Apart from the pictures, every part of the records below gets retyped exactly.

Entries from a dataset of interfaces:
-- -- --
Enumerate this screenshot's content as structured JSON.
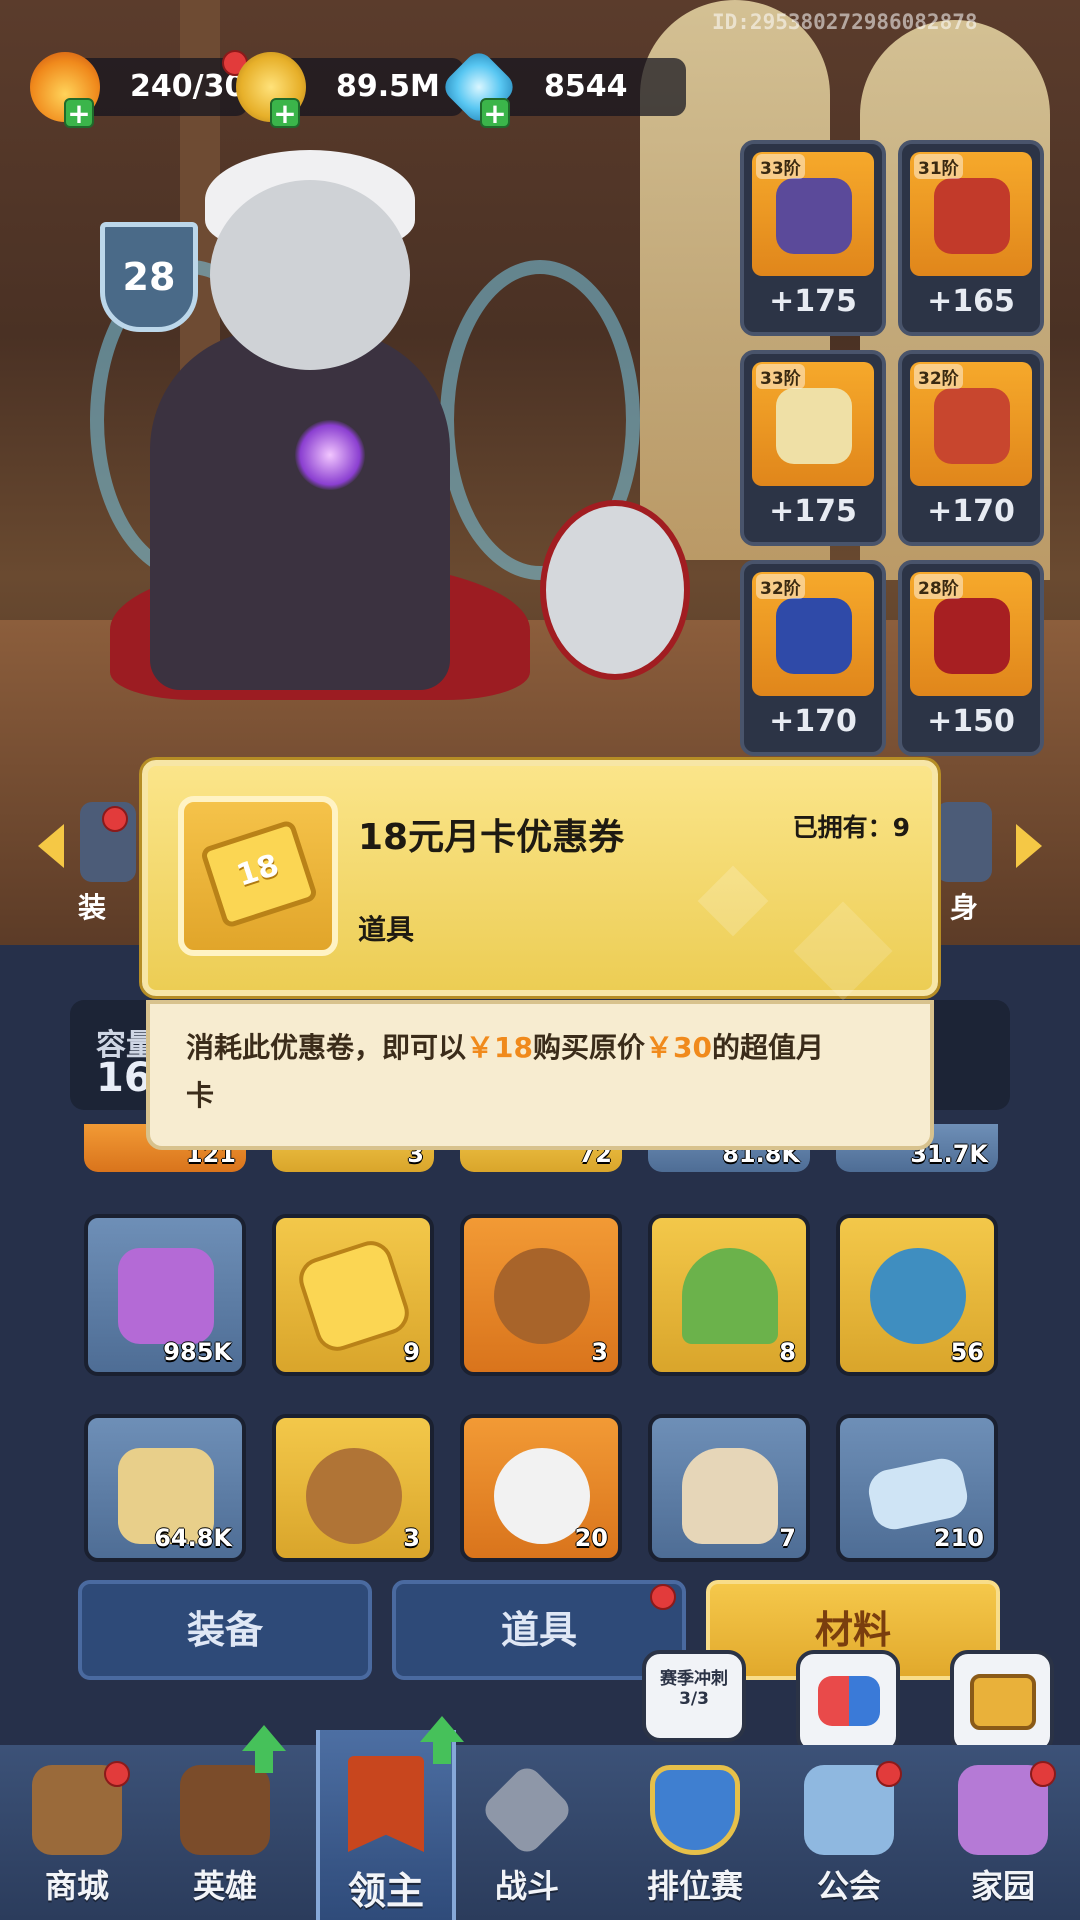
{
  "player_id": "ID:2953802729860828​78",
  "resources": [
    {
      "name": "stamina",
      "icon": "flame-icon",
      "value": "240/30",
      "color": "#f5a623"
    },
    {
      "name": "gold",
      "icon": "coin-icon",
      "value": "89.5M",
      "color": "#f2c230"
    },
    {
      "name": "crystal",
      "icon": "crystal-icon",
      "value": "8544",
      "color": "#59c7f2"
    }
  ],
  "hero_level": "28",
  "equipment": [
    {
      "tier": "33阶",
      "bonus": "+175",
      "icon": "helmet-icon"
    },
    {
      "tier": "31阶",
      "bonus": "+165",
      "icon": "armor-icon"
    },
    {
      "tier": "33阶",
      "bonus": "+175",
      "icon": "boots-icon"
    },
    {
      "tier": "32阶",
      "bonus": "+170",
      "icon": "gauntlet-icon"
    },
    {
      "tier": "32阶",
      "bonus": "+170",
      "icon": "cape-icon"
    },
    {
      "tier": "28阶",
      "bonus": "+150",
      "icon": "belt-icon"
    }
  ],
  "side_labels": {
    "left": "装",
    "right": "身"
  },
  "capacity": {
    "label": "容量",
    "value": "16"
  },
  "partial_row": [
    "121",
    "3",
    "72",
    "81.8K",
    "31.7K"
  ],
  "inventory": [
    {
      "icon": "purple-ore-icon",
      "count": "985K",
      "style": "blue"
    },
    {
      "icon": "coupon-18-icon",
      "count": "9",
      "style": "gold"
    },
    {
      "icon": "golden-bowl-icon",
      "count": "3",
      "style": "orange"
    },
    {
      "icon": "herb-icon",
      "count": "8",
      "style": "gold"
    },
    {
      "icon": "moon-scroll-icon",
      "count": "56",
      "style": "gold"
    },
    {
      "icon": "blueprint-icon",
      "count": "64.8K",
      "style": "blue"
    },
    {
      "icon": "bowl-icon",
      "count": "3",
      "style": "gold"
    },
    {
      "icon": "bear-toy-icon",
      "count": "20",
      "style": "orange"
    },
    {
      "icon": "sack-icon",
      "count": "7",
      "style": "blue"
    },
    {
      "icon": "speedup-ticket-icon",
      "count": "210",
      "style": "blue"
    }
  ],
  "tabs": [
    {
      "label": "装备",
      "active": false
    },
    {
      "label": "道具",
      "active": false
    },
    {
      "label": "材料",
      "active": true
    }
  ],
  "floating": {
    "season": {
      "title": "赛季冲刺",
      "progress": "3/3"
    }
  },
  "nav": [
    {
      "label": "商城",
      "icon": "shop-icon"
    },
    {
      "label": "英雄",
      "icon": "hero-card-icon"
    },
    {
      "label": "领主",
      "icon": "lord-banner-icon"
    },
    {
      "label": "战斗",
      "icon": "crossed-swords-icon"
    },
    {
      "label": "排位赛",
      "icon": "rank-shield-icon"
    },
    {
      "label": "公会",
      "icon": "guild-icon"
    },
    {
      "label": "家园",
      "icon": "home-castle-icon"
    }
  ],
  "popup": {
    "name": "18元月卡优惠券",
    "owned_label": "已拥有：",
    "owned_value": "9",
    "type": "道具",
    "icon_text": "18",
    "desc_1": "消耗此优惠卷，即可以",
    "desc_price1": "￥18",
    "desc_2": "购买原价",
    "desc_price2": "￥30",
    "desc_3": "的超值月",
    "desc_4": "卡"
  }
}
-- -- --
* [FINAL ANSWER]
Enumerate this screenshot's content as structured JSON.
{
  "player_id": "ID:2953802729860828​78",
  "resources": [
    {
      "name": "stamina",
      "icon": "flame-icon",
      "value": "240/30",
      "color": "#f5a623"
    },
    {
      "name": "gold",
      "icon": "coin-icon",
      "value": "89.5M",
      "color": "#f2c230"
    },
    {
      "name": "crystal",
      "icon": "crystal-icon",
      "value": "8544",
      "color": "#59c7f2"
    }
  ],
  "hero_level": "28",
  "equipment": [
    {
      "tier": "33阶",
      "bonus": "+175",
      "icon": "helmet-icon"
    },
    {
      "tier": "31阶",
      "bonus": "+165",
      "icon": "armor-icon"
    },
    {
      "tier": "33阶",
      "bonus": "+175",
      "icon": "boots-icon"
    },
    {
      "tier": "32阶",
      "bonus": "+170",
      "icon": "gauntlet-icon"
    },
    {
      "tier": "32阶",
      "bonus": "+170",
      "icon": "cape-icon"
    },
    {
      "tier": "28阶",
      "bonus": "+150",
      "icon": "belt-icon"
    }
  ],
  "side_labels": {
    "left": "装",
    "right": "身"
  },
  "capacity": {
    "label": "容量",
    "value": "16"
  },
  "partial_row": [
    "121",
    "3",
    "72",
    "81.8K",
    "31.7K"
  ],
  "inventory": [
    {
      "icon": "purple-ore-icon",
      "count": "985K",
      "style": "blue"
    },
    {
      "icon": "coupon-18-icon",
      "count": "9",
      "style": "gold"
    },
    {
      "icon": "golden-bowl-icon",
      "count": "3",
      "style": "orange"
    },
    {
      "icon": "herb-icon",
      "count": "8",
      "style": "gold"
    },
    {
      "icon": "moon-scroll-icon",
      "count": "56",
      "style": "gold"
    },
    {
      "icon": "blueprint-icon",
      "count": "64.8K",
      "style": "blue"
    },
    {
      "icon": "bowl-icon",
      "count": "3",
      "style": "gold"
    },
    {
      "icon": "bear-toy-icon",
      "count": "20",
      "style": "orange"
    },
    {
      "icon": "sack-icon",
      "count": "7",
      "style": "blue"
    },
    {
      "icon": "speedup-ticket-icon",
      "count": "210",
      "style": "blue"
    }
  ],
  "tabs": [
    {
      "label": "装备",
      "active": false
    },
    {
      "label": "道具",
      "active": false
    },
    {
      "label": "材料",
      "active": true
    }
  ],
  "floating": {
    "season": {
      "title": "赛季冲刺",
      "progress": "3/3"
    }
  },
  "nav": [
    {
      "label": "商城",
      "icon": "shop-icon"
    },
    {
      "label": "英雄",
      "icon": "hero-card-icon"
    },
    {
      "label": "领主",
      "icon": "lord-banner-icon"
    },
    {
      "label": "战斗",
      "icon": "crossed-swords-icon"
    },
    {
      "label": "排位赛",
      "icon": "rank-shield-icon"
    },
    {
      "label": "公会",
      "icon": "guild-icon"
    },
    {
      "label": "家园",
      "icon": "home-castle-icon"
    }
  ],
  "popup": {
    "name": "18元月卡优惠券",
    "owned_label": "已拥有：",
    "owned_value": "9",
    "type": "道具",
    "icon_text": "18",
    "desc_1": "消耗此优惠卷，即可以",
    "desc_price1": "￥18",
    "desc_2": "购买原价",
    "desc_price2": "￥30",
    "desc_3": "的超值月",
    "desc_4": "卡"
  }
}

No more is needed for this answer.